C7H16 + 11O2 → 7CO2 + 8H2O
Since mathematics isn't exactly Bernd's strongest subject, he often has a hard time finding the exact ratios between the pro- and educts of the reaction. Since you are Bernd's tutor, it is your job to help him! Write a program, that calculates the amount of each substance needed to get a valid chemical equation.
The input is a chemical equation without amounts. In order to make this possible in pure ASCII, we write any subscriptions as ordinary numbers. Element names always start with a capital letter and may be followed by a minuscule. The molecules are separated with

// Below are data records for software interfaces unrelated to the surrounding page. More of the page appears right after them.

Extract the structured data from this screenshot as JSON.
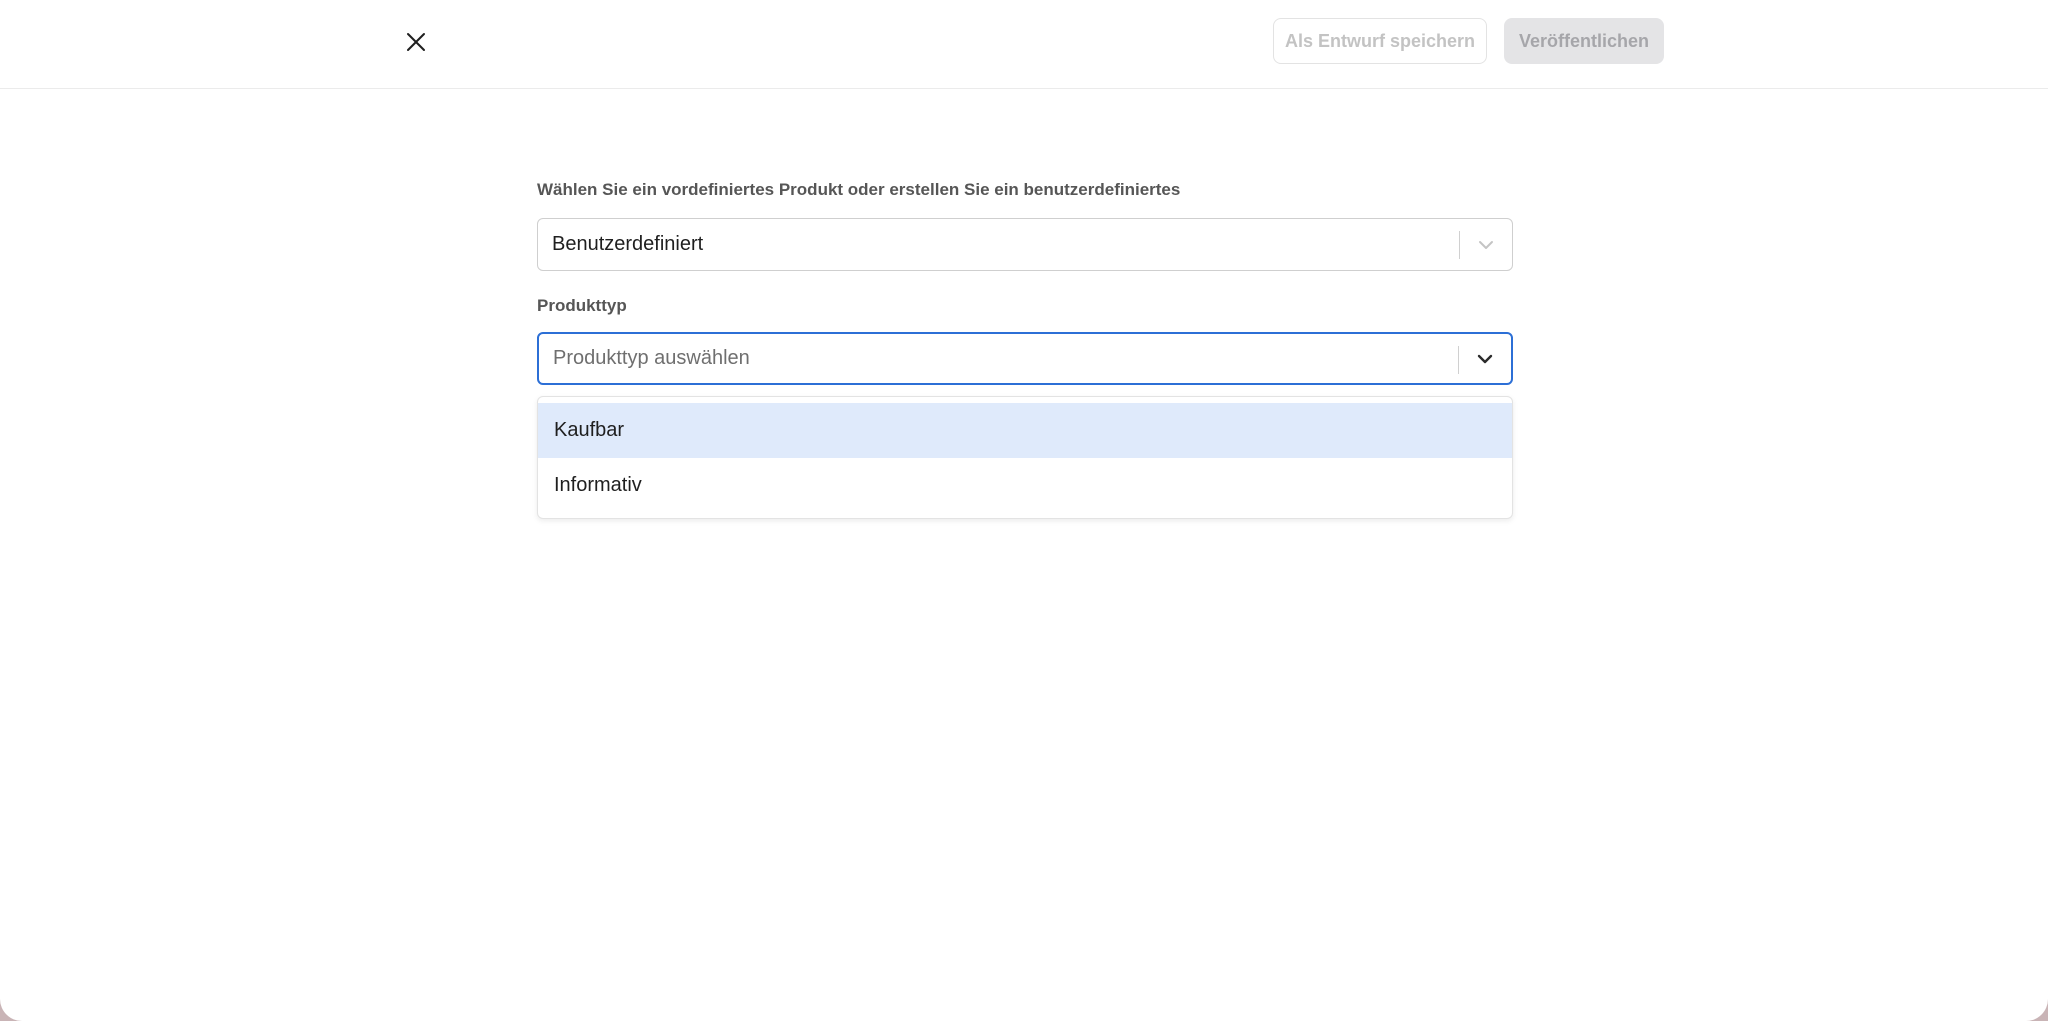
{
  "header": {
    "save_draft_label": "Als Entwurf speichern",
    "publish_label": "Veröffentlichen"
  },
  "form": {
    "product_field": {
      "label": "Wählen Sie ein vordefiniertes Produkt oder erstellen Sie ein benutzerdefiniertes",
      "value": "Benutzerdefiniert"
    },
    "type_field": {
      "label": "Produkttyp",
      "placeholder": "Produkttyp auswählen",
      "options": [
        {
          "label": "Kaufbar",
          "highlighted": true
        },
        {
          "label": "Informativ",
          "highlighted": false
        }
      ]
    }
  },
  "colors": {
    "focus_border": "#2c6fd6",
    "option_highlight": "#dfeafb",
    "publish_disabled_bg": "#e4e4e6"
  }
}
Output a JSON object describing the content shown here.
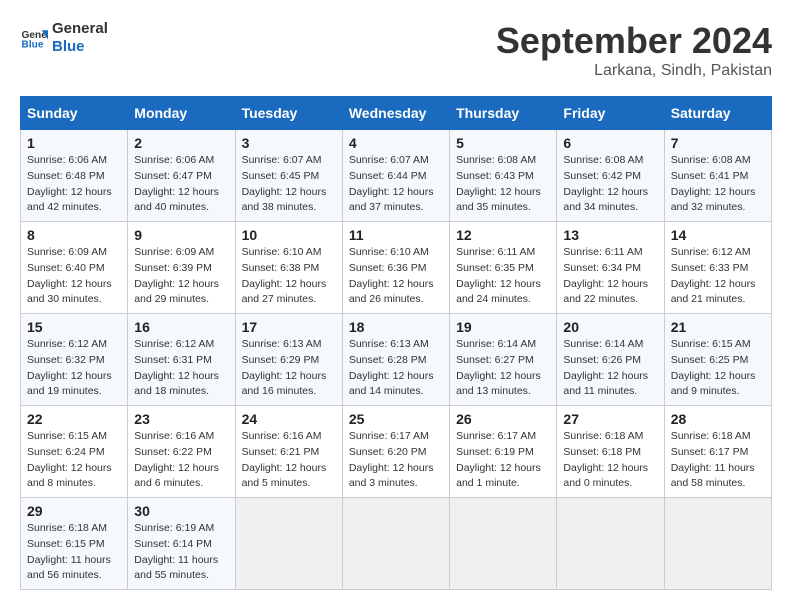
{
  "header": {
    "logo_line1": "General",
    "logo_line2": "Blue",
    "month": "September 2024",
    "location": "Larkana, Sindh, Pakistan"
  },
  "days_of_week": [
    "Sunday",
    "Monday",
    "Tuesday",
    "Wednesday",
    "Thursday",
    "Friday",
    "Saturday"
  ],
  "weeks": [
    [
      {
        "day": "1",
        "info": "Sunrise: 6:06 AM\nSunset: 6:48 PM\nDaylight: 12 hours\nand 42 minutes."
      },
      {
        "day": "2",
        "info": "Sunrise: 6:06 AM\nSunset: 6:47 PM\nDaylight: 12 hours\nand 40 minutes."
      },
      {
        "day": "3",
        "info": "Sunrise: 6:07 AM\nSunset: 6:45 PM\nDaylight: 12 hours\nand 38 minutes."
      },
      {
        "day": "4",
        "info": "Sunrise: 6:07 AM\nSunset: 6:44 PM\nDaylight: 12 hours\nand 37 minutes."
      },
      {
        "day": "5",
        "info": "Sunrise: 6:08 AM\nSunset: 6:43 PM\nDaylight: 12 hours\nand 35 minutes."
      },
      {
        "day": "6",
        "info": "Sunrise: 6:08 AM\nSunset: 6:42 PM\nDaylight: 12 hours\nand 34 minutes."
      },
      {
        "day": "7",
        "info": "Sunrise: 6:08 AM\nSunset: 6:41 PM\nDaylight: 12 hours\nand 32 minutes."
      }
    ],
    [
      {
        "day": "8",
        "info": "Sunrise: 6:09 AM\nSunset: 6:40 PM\nDaylight: 12 hours\nand 30 minutes."
      },
      {
        "day": "9",
        "info": "Sunrise: 6:09 AM\nSunset: 6:39 PM\nDaylight: 12 hours\nand 29 minutes."
      },
      {
        "day": "10",
        "info": "Sunrise: 6:10 AM\nSunset: 6:38 PM\nDaylight: 12 hours\nand 27 minutes."
      },
      {
        "day": "11",
        "info": "Sunrise: 6:10 AM\nSunset: 6:36 PM\nDaylight: 12 hours\nand 26 minutes."
      },
      {
        "day": "12",
        "info": "Sunrise: 6:11 AM\nSunset: 6:35 PM\nDaylight: 12 hours\nand 24 minutes."
      },
      {
        "day": "13",
        "info": "Sunrise: 6:11 AM\nSunset: 6:34 PM\nDaylight: 12 hours\nand 22 minutes."
      },
      {
        "day": "14",
        "info": "Sunrise: 6:12 AM\nSunset: 6:33 PM\nDaylight: 12 hours\nand 21 minutes."
      }
    ],
    [
      {
        "day": "15",
        "info": "Sunrise: 6:12 AM\nSunset: 6:32 PM\nDaylight: 12 hours\nand 19 minutes."
      },
      {
        "day": "16",
        "info": "Sunrise: 6:12 AM\nSunset: 6:31 PM\nDaylight: 12 hours\nand 18 minutes."
      },
      {
        "day": "17",
        "info": "Sunrise: 6:13 AM\nSunset: 6:29 PM\nDaylight: 12 hours\nand 16 minutes."
      },
      {
        "day": "18",
        "info": "Sunrise: 6:13 AM\nSunset: 6:28 PM\nDaylight: 12 hours\nand 14 minutes."
      },
      {
        "day": "19",
        "info": "Sunrise: 6:14 AM\nSunset: 6:27 PM\nDaylight: 12 hours\nand 13 minutes."
      },
      {
        "day": "20",
        "info": "Sunrise: 6:14 AM\nSunset: 6:26 PM\nDaylight: 12 hours\nand 11 minutes."
      },
      {
        "day": "21",
        "info": "Sunrise: 6:15 AM\nSunset: 6:25 PM\nDaylight: 12 hours\nand 9 minutes."
      }
    ],
    [
      {
        "day": "22",
        "info": "Sunrise: 6:15 AM\nSunset: 6:24 PM\nDaylight: 12 hours\nand 8 minutes."
      },
      {
        "day": "23",
        "info": "Sunrise: 6:16 AM\nSunset: 6:22 PM\nDaylight: 12 hours\nand 6 minutes."
      },
      {
        "day": "24",
        "info": "Sunrise: 6:16 AM\nSunset: 6:21 PM\nDaylight: 12 hours\nand 5 minutes."
      },
      {
        "day": "25",
        "info": "Sunrise: 6:17 AM\nSunset: 6:20 PM\nDaylight: 12 hours\nand 3 minutes."
      },
      {
        "day": "26",
        "info": "Sunrise: 6:17 AM\nSunset: 6:19 PM\nDaylight: 12 hours\nand 1 minute."
      },
      {
        "day": "27",
        "info": "Sunrise: 6:18 AM\nSunset: 6:18 PM\nDaylight: 12 hours\nand 0 minutes."
      },
      {
        "day": "28",
        "info": "Sunrise: 6:18 AM\nSunset: 6:17 PM\nDaylight: 11 hours\nand 58 minutes."
      }
    ],
    [
      {
        "day": "29",
        "info": "Sunrise: 6:18 AM\nSunset: 6:15 PM\nDaylight: 11 hours\nand 56 minutes."
      },
      {
        "day": "30",
        "info": "Sunrise: 6:19 AM\nSunset: 6:14 PM\nDaylight: 11 hours\nand 55 minutes."
      },
      {
        "day": "",
        "info": ""
      },
      {
        "day": "",
        "info": ""
      },
      {
        "day": "",
        "info": ""
      },
      {
        "day": "",
        "info": ""
      },
      {
        "day": "",
        "info": ""
      }
    ]
  ]
}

+ signs, an ASCII-art arrow
-> is inserted between both sides of the equation:
The input is terminated with a newline and won't contain any spaces. If the input is invalid, your program may do whatever you like.
You may assume, that the input is never longer than 1024 characters. Your program may either read the input from standard input, from the first argument or in an implementation defined way at runtime if neither is possible.
The output of your program is the input equation augmented with extra numbers. The number of atoms for each element must be the same on both sides of the arrow. For the example above, a valid output is:
If the number for a molecule is 1, drop it. A number must always be a positive integer. Your program must yield numbers such that their sum is minimal. For instance, the following is illegal:
If there is no solution, print
instead. A sample input that has no solution is
- This is code-golf. The shortest code wins.
- Your program must terminate in reasonable time for all reasonable inputs.
Each test case has two lines: An input and a correct output.
C7H16+O2->CO2+H2O C7H16+11O2->7CO2+8H2O Al+Fe2O3->Fe+Al2O3 2Al+Fe2O3->2Fe+Al2O3 Pb->Au Nope!